Which lines of the data include the string "JSON"? List them all.
-- EXERCISE DATA follows --
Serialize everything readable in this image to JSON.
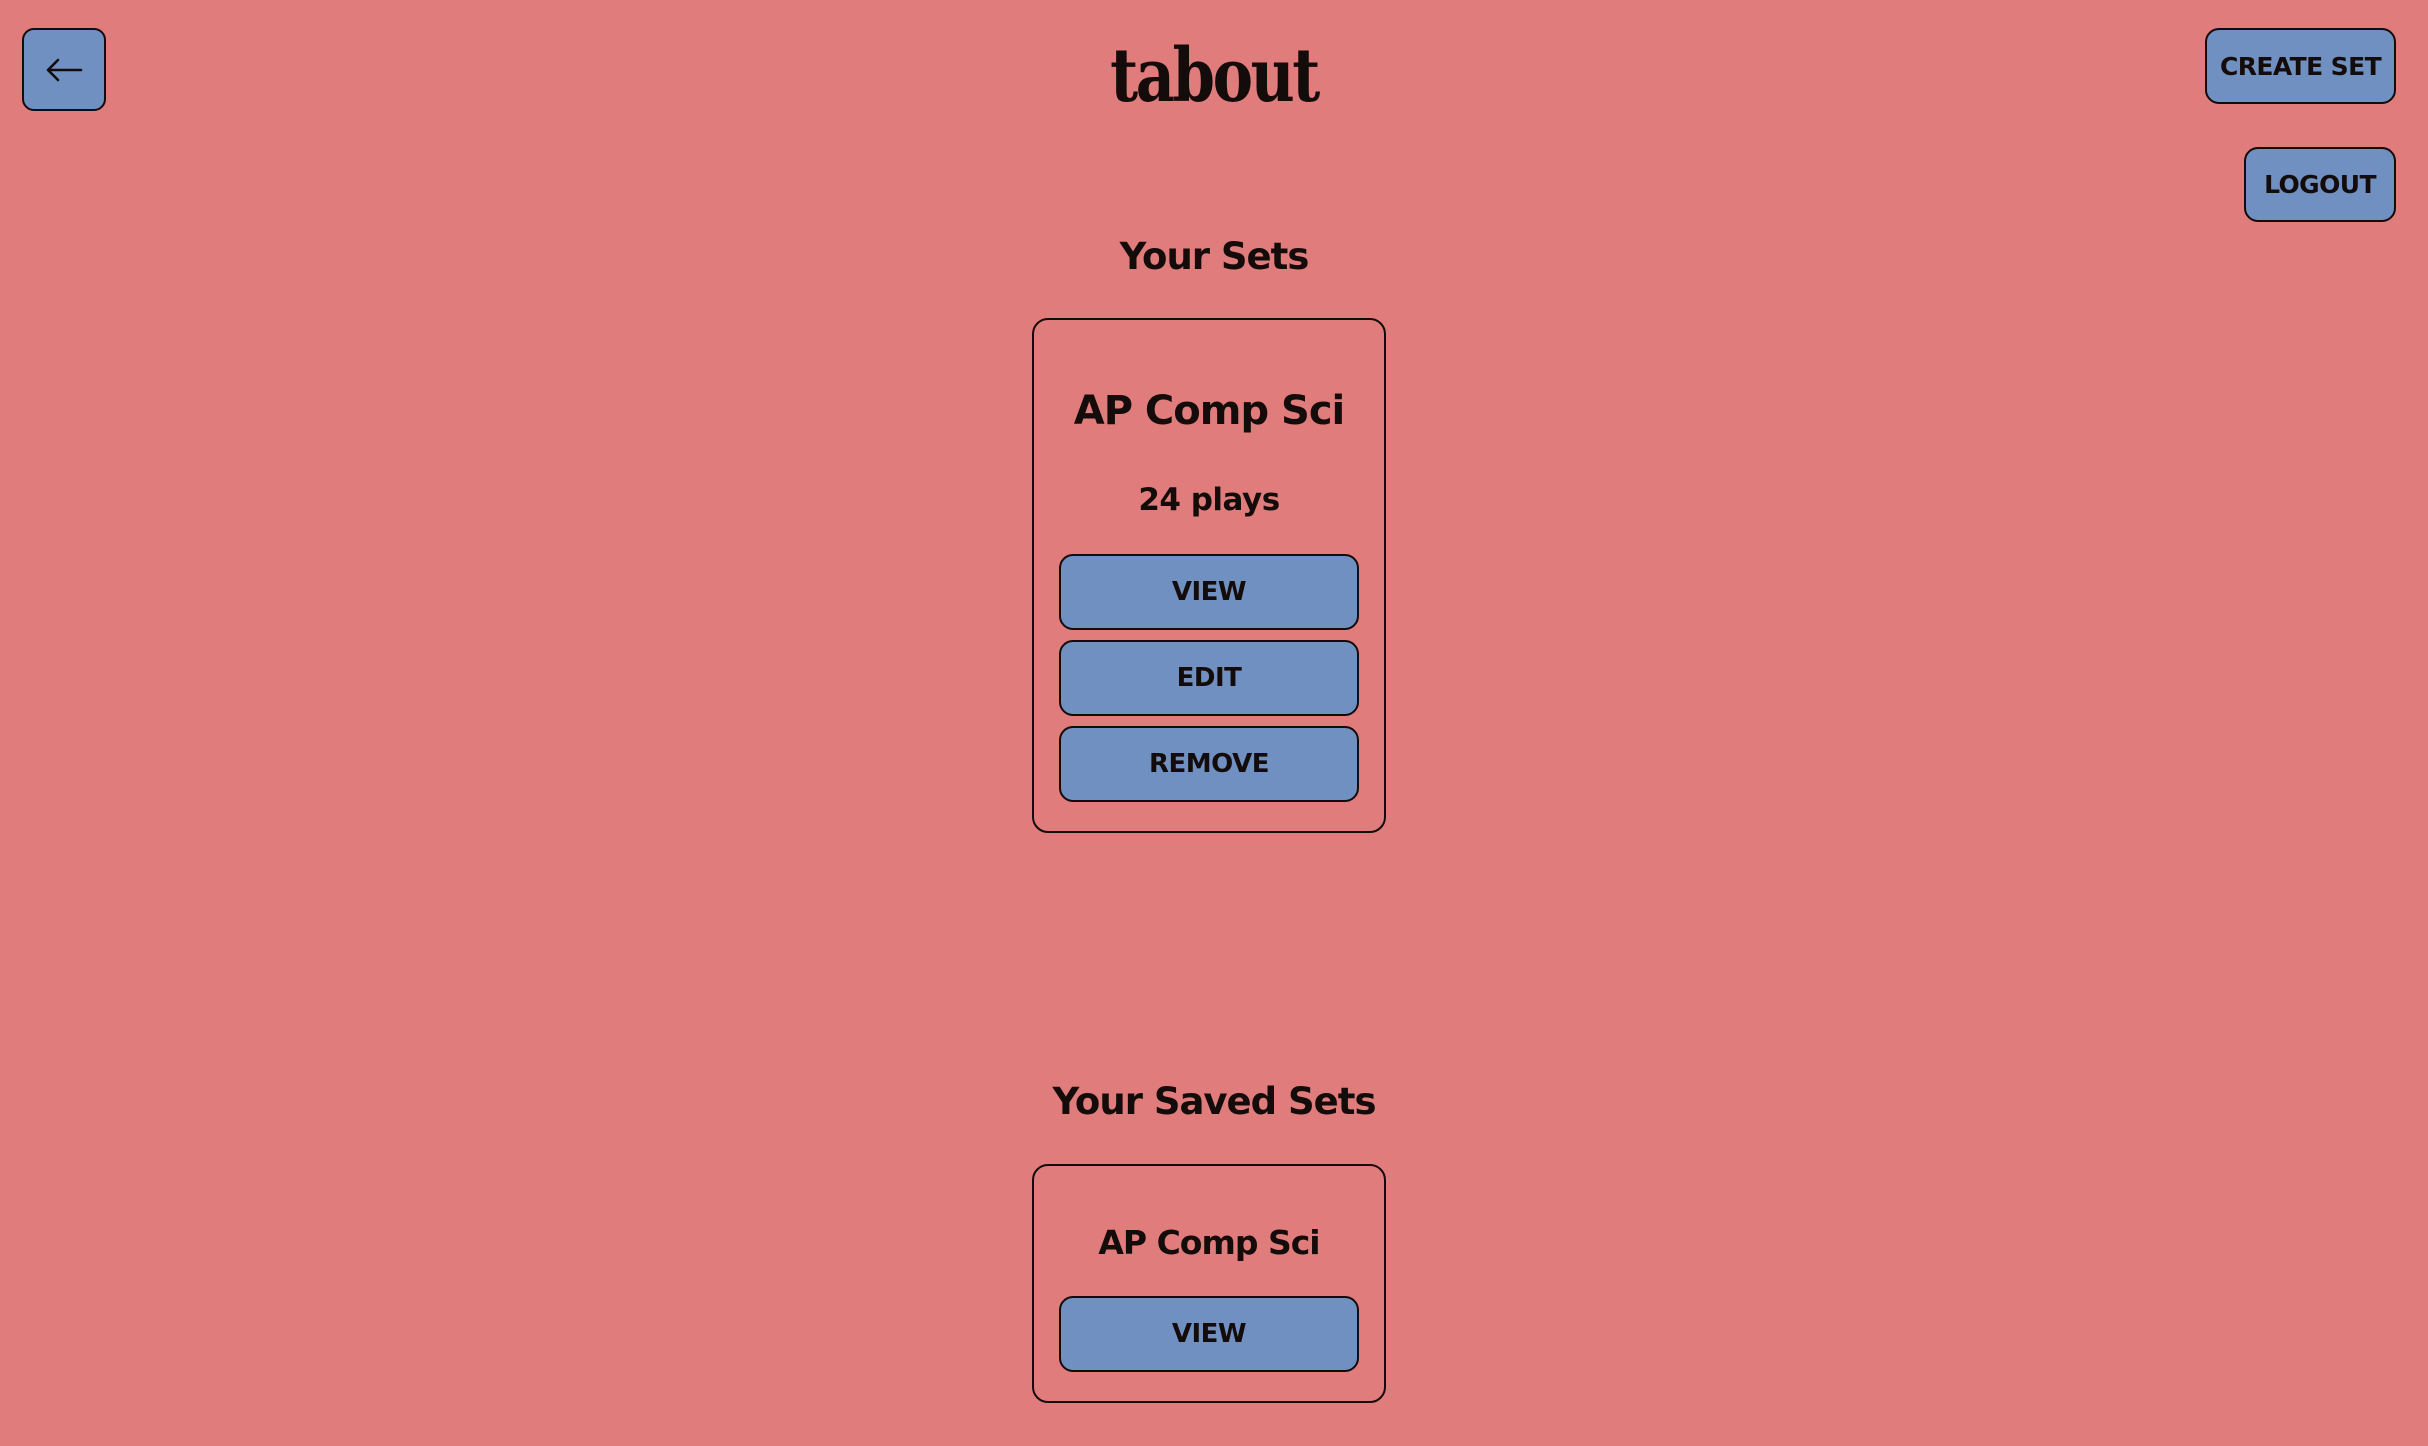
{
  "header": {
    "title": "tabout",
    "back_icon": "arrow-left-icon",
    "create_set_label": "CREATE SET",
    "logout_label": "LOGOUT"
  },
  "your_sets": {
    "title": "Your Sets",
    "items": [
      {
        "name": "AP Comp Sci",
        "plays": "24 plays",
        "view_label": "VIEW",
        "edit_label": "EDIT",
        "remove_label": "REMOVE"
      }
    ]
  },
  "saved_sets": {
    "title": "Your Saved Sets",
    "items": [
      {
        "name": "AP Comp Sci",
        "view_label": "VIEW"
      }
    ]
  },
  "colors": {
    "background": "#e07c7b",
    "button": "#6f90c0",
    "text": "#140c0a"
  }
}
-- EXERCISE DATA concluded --
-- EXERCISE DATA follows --
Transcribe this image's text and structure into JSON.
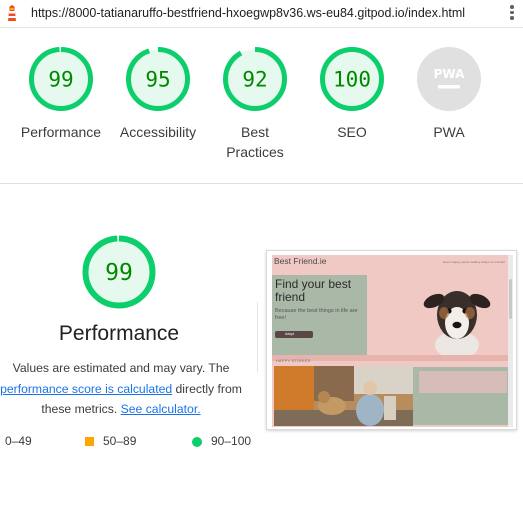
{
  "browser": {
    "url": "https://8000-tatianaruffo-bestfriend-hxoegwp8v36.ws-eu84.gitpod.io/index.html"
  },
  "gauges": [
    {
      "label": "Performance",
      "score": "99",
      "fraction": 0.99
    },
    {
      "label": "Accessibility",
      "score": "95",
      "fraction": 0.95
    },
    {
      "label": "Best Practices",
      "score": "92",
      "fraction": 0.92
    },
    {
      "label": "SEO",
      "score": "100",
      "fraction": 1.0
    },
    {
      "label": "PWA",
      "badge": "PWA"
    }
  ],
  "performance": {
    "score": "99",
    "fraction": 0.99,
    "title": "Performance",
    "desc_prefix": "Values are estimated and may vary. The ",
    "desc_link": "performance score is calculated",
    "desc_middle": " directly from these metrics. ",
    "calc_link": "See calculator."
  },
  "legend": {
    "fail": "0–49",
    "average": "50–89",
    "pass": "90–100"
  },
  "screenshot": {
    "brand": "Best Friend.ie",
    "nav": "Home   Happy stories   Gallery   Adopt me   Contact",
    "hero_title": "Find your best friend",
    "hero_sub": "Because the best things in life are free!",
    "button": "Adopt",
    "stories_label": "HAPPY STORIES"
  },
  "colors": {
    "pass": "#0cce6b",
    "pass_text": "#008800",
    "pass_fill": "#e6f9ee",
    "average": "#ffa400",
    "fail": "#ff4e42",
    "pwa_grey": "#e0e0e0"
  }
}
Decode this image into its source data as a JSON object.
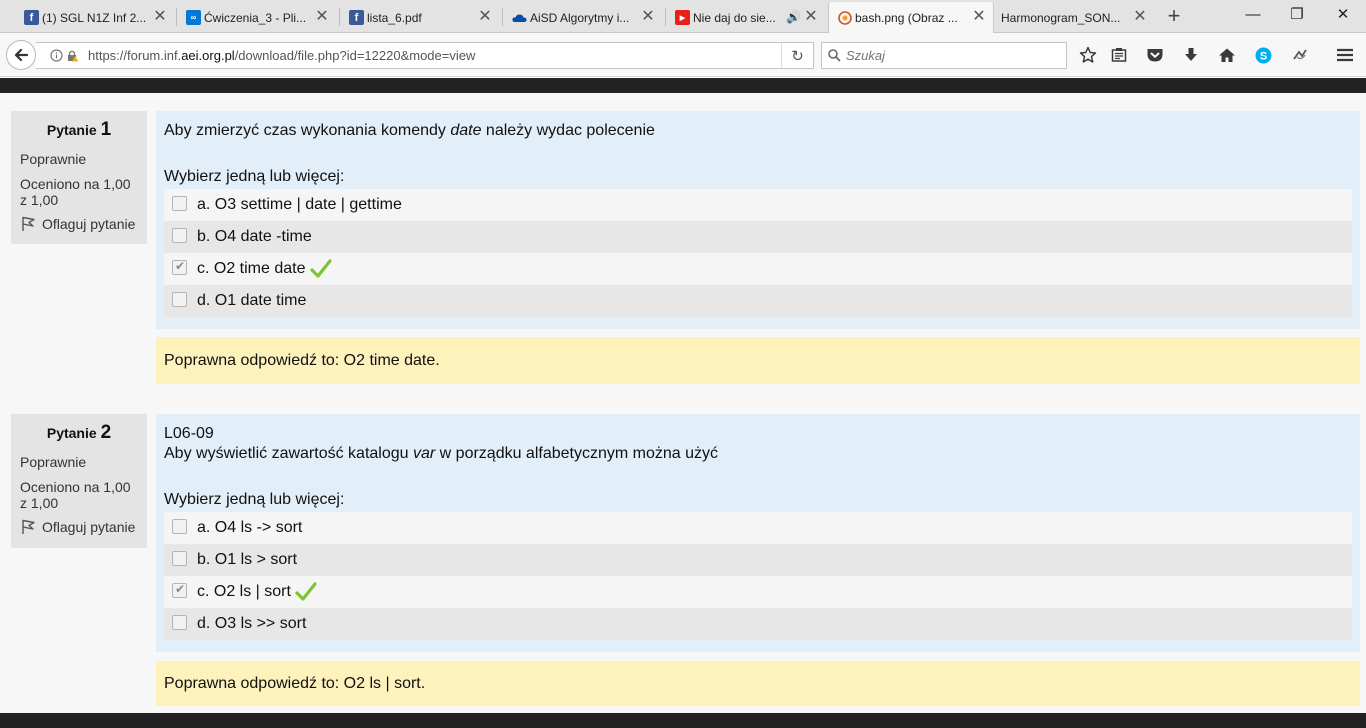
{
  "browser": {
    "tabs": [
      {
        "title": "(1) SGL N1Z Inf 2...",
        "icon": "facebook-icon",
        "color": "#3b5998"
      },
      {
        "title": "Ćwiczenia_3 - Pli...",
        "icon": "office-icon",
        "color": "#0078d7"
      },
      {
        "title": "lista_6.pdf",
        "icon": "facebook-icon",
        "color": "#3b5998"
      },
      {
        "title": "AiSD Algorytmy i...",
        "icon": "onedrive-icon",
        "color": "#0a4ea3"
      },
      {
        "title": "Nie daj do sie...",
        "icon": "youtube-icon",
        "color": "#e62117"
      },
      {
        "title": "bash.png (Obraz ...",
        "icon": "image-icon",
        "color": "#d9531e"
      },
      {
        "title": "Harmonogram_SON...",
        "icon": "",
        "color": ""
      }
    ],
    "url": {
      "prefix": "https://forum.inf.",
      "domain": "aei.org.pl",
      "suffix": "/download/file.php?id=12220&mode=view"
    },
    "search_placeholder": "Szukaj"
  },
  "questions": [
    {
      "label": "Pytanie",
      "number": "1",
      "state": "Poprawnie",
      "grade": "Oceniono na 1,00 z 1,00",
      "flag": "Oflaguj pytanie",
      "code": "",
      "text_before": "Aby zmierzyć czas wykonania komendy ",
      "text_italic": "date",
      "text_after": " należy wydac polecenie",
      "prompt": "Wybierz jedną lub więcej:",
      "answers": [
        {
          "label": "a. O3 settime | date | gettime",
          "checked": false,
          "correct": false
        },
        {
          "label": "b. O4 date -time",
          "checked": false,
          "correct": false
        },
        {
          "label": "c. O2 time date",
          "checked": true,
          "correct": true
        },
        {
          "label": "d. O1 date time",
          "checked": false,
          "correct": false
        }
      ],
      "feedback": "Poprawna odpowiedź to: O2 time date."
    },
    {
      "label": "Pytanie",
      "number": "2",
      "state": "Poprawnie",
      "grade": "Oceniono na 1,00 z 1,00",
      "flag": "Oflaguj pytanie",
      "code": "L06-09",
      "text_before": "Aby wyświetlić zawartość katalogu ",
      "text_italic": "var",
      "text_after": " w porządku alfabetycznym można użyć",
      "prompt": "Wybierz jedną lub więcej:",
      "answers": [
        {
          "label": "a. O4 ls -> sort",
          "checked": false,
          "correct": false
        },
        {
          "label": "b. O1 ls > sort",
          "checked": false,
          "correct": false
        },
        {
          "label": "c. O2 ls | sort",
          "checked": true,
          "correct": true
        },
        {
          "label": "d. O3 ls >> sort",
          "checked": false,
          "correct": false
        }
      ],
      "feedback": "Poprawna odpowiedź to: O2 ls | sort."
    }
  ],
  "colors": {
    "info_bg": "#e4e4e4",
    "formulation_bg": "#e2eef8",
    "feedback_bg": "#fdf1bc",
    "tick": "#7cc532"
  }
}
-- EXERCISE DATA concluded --
» **COMPLETED TASK**:
Serialize everything readable in this image to JSON.
Transcribe this image's text and structure into JSON.
Decode this image into its source data as a JSON object.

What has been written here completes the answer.